In terms of clinical decision-making, the researches noted several important points. For example, clinical practice guidelines generally recommend acetaminophen as first-line pharmacologic therapy for acute and chronic low back pain.4 Evidence assessed by the review calls this recommendation into question, although other factors (eg, cost, favorable side effect profile, and effectiveness for other acute pain conditions) might impact decisions regarding its use. Duloxetine appears to be more effective than tricyclic antidepressants and has a more favorable safety profile.

Patients with low back pain frequently receive prescriptions for opioids, but the use of opioids for chronic pain has uncertain long-term effectiveness, increases in the number of accidental overdoses, and increased abuse potential. Short-term, relatively modest benefits must be weighed against potential harms.

The review found insufficient evidence to recommend most physical modalities, other than superficial heat, and insufficient evidence to determine which patients are most likely to benefit from specific nonpharmacologic therapies. A stratified approach (ie, patients are assessed for risk factors for chronicity, and higher-risk patients receive more intensive cognitive behaviorally-based physical therapy) is more effective than usual care without a stratified approach. This suggests that psychologically based therapies and multidisciplinary rehabilitation may be the most effective approach in higher risk patients. Patient expectations of benefit may play an important role and should be taken into account in the decision-making process. They added that most nonpharmacologic therapies have a more favorable side effect profile.

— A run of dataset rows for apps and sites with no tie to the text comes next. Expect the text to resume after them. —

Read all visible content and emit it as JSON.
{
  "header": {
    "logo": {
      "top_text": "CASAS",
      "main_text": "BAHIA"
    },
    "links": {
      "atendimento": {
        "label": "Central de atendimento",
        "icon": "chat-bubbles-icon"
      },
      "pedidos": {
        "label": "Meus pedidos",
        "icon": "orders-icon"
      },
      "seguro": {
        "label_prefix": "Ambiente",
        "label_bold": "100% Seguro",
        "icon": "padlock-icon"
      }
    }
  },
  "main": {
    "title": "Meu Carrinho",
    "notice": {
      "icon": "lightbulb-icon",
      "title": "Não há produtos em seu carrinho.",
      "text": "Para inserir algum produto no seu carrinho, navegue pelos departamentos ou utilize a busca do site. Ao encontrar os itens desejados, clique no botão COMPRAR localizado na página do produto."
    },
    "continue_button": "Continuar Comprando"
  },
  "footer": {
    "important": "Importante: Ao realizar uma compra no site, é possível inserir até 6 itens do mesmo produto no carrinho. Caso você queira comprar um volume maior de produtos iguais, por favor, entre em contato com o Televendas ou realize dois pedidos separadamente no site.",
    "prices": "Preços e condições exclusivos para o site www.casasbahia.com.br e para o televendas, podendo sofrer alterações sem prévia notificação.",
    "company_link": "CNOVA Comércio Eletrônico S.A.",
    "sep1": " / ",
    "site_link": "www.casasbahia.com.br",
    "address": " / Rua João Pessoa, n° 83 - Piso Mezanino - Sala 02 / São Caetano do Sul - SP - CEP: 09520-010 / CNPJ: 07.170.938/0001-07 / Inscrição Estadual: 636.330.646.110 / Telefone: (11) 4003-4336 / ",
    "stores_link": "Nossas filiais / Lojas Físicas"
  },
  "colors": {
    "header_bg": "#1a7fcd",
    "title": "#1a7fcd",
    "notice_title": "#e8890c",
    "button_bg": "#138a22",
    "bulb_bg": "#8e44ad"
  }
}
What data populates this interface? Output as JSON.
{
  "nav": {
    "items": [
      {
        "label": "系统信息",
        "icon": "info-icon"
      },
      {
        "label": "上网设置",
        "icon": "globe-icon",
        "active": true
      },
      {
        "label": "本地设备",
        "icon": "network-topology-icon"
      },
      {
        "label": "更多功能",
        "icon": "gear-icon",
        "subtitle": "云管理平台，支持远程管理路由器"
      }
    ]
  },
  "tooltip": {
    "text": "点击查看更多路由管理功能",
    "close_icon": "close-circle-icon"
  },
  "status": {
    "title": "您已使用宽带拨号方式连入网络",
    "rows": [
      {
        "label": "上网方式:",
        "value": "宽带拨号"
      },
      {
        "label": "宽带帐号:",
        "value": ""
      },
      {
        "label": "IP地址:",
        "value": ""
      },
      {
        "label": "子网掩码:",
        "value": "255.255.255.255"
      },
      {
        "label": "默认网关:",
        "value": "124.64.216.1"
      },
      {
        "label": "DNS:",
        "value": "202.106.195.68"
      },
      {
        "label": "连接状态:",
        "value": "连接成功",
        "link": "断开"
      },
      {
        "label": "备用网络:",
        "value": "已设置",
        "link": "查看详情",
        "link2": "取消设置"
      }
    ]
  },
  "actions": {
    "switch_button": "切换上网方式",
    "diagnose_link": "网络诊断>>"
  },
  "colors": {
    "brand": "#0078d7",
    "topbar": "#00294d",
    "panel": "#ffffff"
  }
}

The researchers concluded that “a number of pharmacological and nonpharmacologic noninvasive treatments for low back pain are associated with small to moderate, primarily short-term, effects on pain versus placebo, sham, wait list, or no treatment. Effects on function are generally smaller than effects on pain. More research is needed to understand optimal selection of treatments, effective combinations and sequencing of treatments, and effectiveness of treatments for radicular low back pain.”